With more unemployed people seeking benefits, the trust fund has dwindled from about $895 million in late September 2008 to $220 million in November. Weekly benefits payments peaked at $24 million last March and were about $18 million a week in September.
O'Malley's plan would also allow employers to spread out payments over a longer time frame, which business officials applaud.
Because the ratio of the money in the trust fund to the total taxable wages in the state is below 3 percent, Maryland businesses face higher unemployment insurance tax rates this year.

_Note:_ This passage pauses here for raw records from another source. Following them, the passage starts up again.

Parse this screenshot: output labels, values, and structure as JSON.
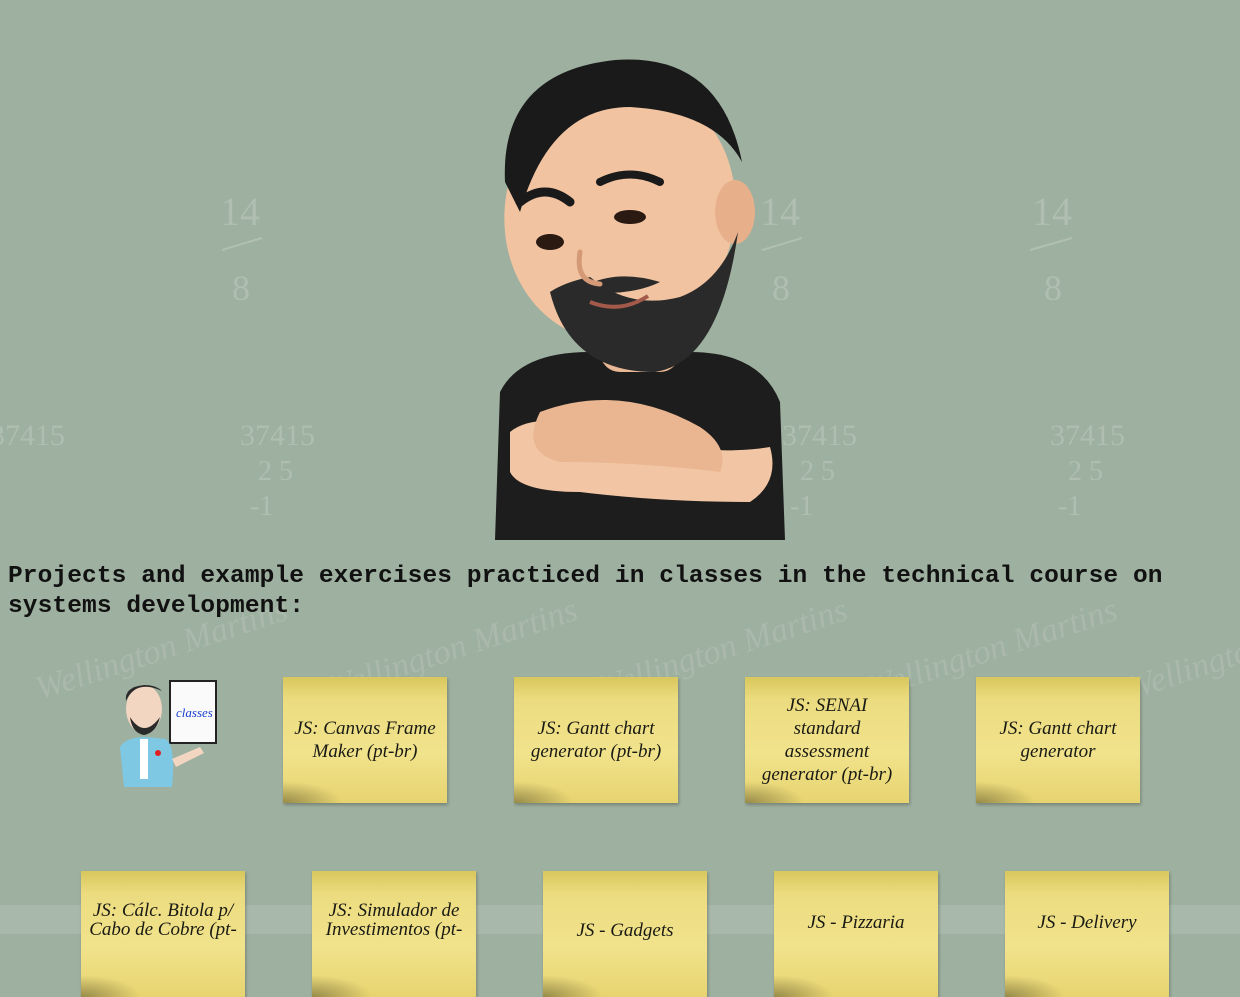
{
  "heading": "Projects and example exercises practiced in classes in the technical course on systems development:",
  "background": {
    "color": "#9eb0a0",
    "chalk_marks": [
      "14",
      "8",
      "37415",
      "2 5",
      "-1",
      "Wellington Martins"
    ]
  },
  "avatar": {
    "description_icon": "bearded-man-avatar-icon"
  },
  "thumbnail": {
    "icon": "teacher-classes-logo-icon",
    "board_text": "classes"
  },
  "notes_row1": [
    "JS: Canvas Frame Maker (pt-br)",
    "JS: Gantt chart generator (pt-br)",
    "JS: SENAI standard assessment generator (pt-br)",
    "JS: Gantt chart generator"
  ],
  "notes_row2": [
    "JS: Cálc. Bitola p/ Cabo de Cobre (pt-",
    "JS: Simulador de Investimentos (pt-",
    "JS - Gadgets",
    "JS - Pizzaria",
    "JS - Delivery"
  ],
  "colors": {
    "note": "#f1e38c",
    "text": "#111111"
  }
}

Minimum-rated employers who have not laid off employees in the past three years will see their rates increase from $51 per employee to $187 per employee, although O'Malley's proposal would drop that to $153 per employee.
The Maryland chamber also plans to oppose legislation that would provide for tort liability based on comparative fault, market share liability or weakened standards in the awarding of punitive damages.
Business meetings related to 2010 General Assembly
*Maryland Chamber of Commerce Business Day: 8 a.m., Jan. 15, Governor Calvert House, Annapolis, 410-269-0642, firstname.lastname@example.org.
*Tech Council of Maryland Leadership Dinner: 6 p.m.-9 p.m., Jan. 20, Loews Annapolis Hotel, 240-243-4026, email@example.com.
*Greater Baltimore Committee General Assembly Legislative Forum: 8 a.m.-9:30 a.m., Jan. 25, Sheraton Baltimore City Center Hotel, 410-727-2820, firstname.lastname@example.org.
General Assembly Resources
*Maryland General Assembly, look up information on bills filed at mlis.state.md.us/#bill
*Chamber Action Network, an alliance of Maryland chambers of commerce following state bills and their impact on businesses, 410-269-0642, www.chamberactionnetwork.com.
*Maryland Chamber of Commerce position on bills, www.mdchamber.org/legislative/bills/index.asp.